Exercise instructions
Would you please give every entry again exactly, without the pictures?
# # # # #
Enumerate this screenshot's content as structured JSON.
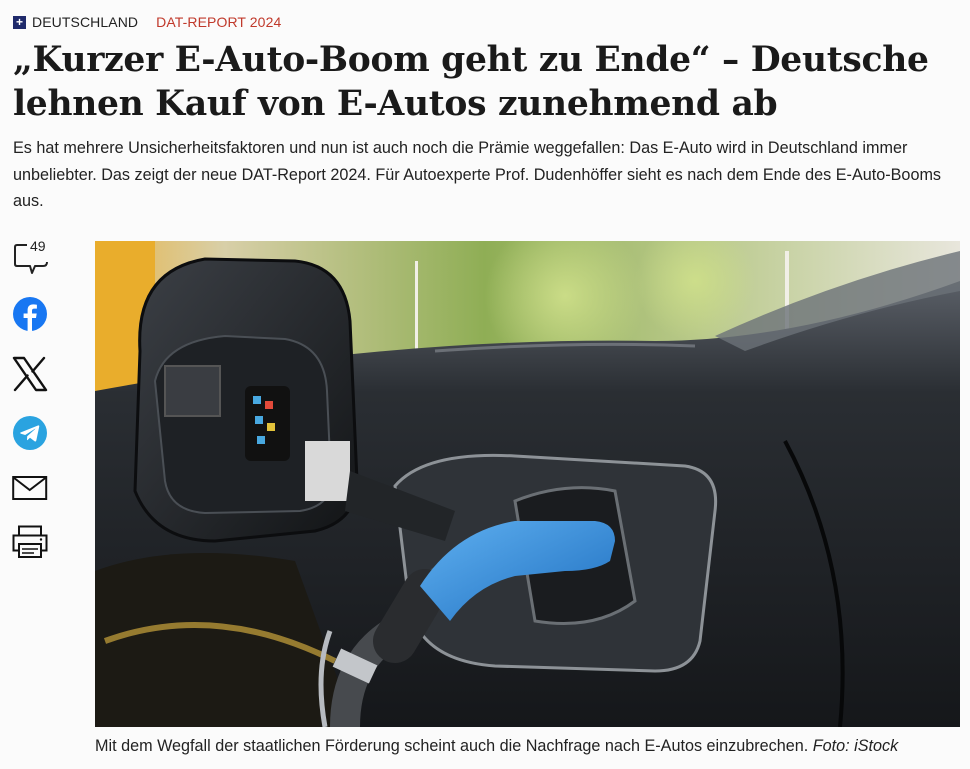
{
  "article": {
    "category": "DEUTSCHLAND",
    "topic": "DAT-REPORT 2024",
    "headline": "„Kurzer E-Auto-Boom geht zu Ende“ – Deutsche lehnen Kauf von E-Autos zunehmend ab",
    "lead": "Es hat mehrere Unsicherheitsfaktoren und nun ist auch noch die Prämie weggefallen: Das E-Auto wird in Deutschland immer unbeliebter. Das zeigt der neue DAT-Report 2024. Für Autoexperte Prof. Dudenhöffer sieht es nach dem Ende des E-Auto-Booms aus."
  },
  "share": {
    "comment_count": "49",
    "icons": [
      "comment-icon",
      "facebook-icon",
      "x-icon",
      "telegram-icon",
      "mail-icon",
      "print-icon"
    ]
  },
  "image": {
    "caption": "Mit dem Wegfall der staatlichen Förderung scheint auch die Nachfrage nach E-Autos einzubrechen.",
    "credit": "Foto: iStock"
  },
  "colors": {
    "topic": "#c0392b",
    "plus_badge": "#1f2a6b",
    "facebook": "#1877f2",
    "telegram": "#2aa3e0",
    "connector_blue": "#2f86d6"
  }
}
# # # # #
The answer
Enumerate this screenshot's content as structured JSON.
{
  "article": {
    "category": "DEUTSCHLAND",
    "topic": "DAT-REPORT 2024",
    "headline": "„Kurzer E-Auto-Boom geht zu Ende“ – Deutsche lehnen Kauf von E-Autos zunehmend ab",
    "lead": "Es hat mehrere Unsicherheitsfaktoren und nun ist auch noch die Prämie weggefallen: Das E-Auto wird in Deutschland immer unbeliebter. Das zeigt der neue DAT-Report 2024. Für Autoexperte Prof. Dudenhöffer sieht es nach dem Ende des E-Auto-Booms aus."
  },
  "share": {
    "comment_count": "49",
    "icons": [
      "comment-icon",
      "facebook-icon",
      "x-icon",
      "telegram-icon",
      "mail-icon",
      "print-icon"
    ]
  },
  "image": {
    "caption": "Mit dem Wegfall der staatlichen Förderung scheint auch die Nachfrage nach E-Autos einzubrechen.",
    "credit": "Foto: iStock"
  },
  "colors": {
    "topic": "#c0392b",
    "plus_badge": "#1f2a6b",
    "facebook": "#1877f2",
    "telegram": "#2aa3e0",
    "connector_blue": "#2f86d6"
  }
}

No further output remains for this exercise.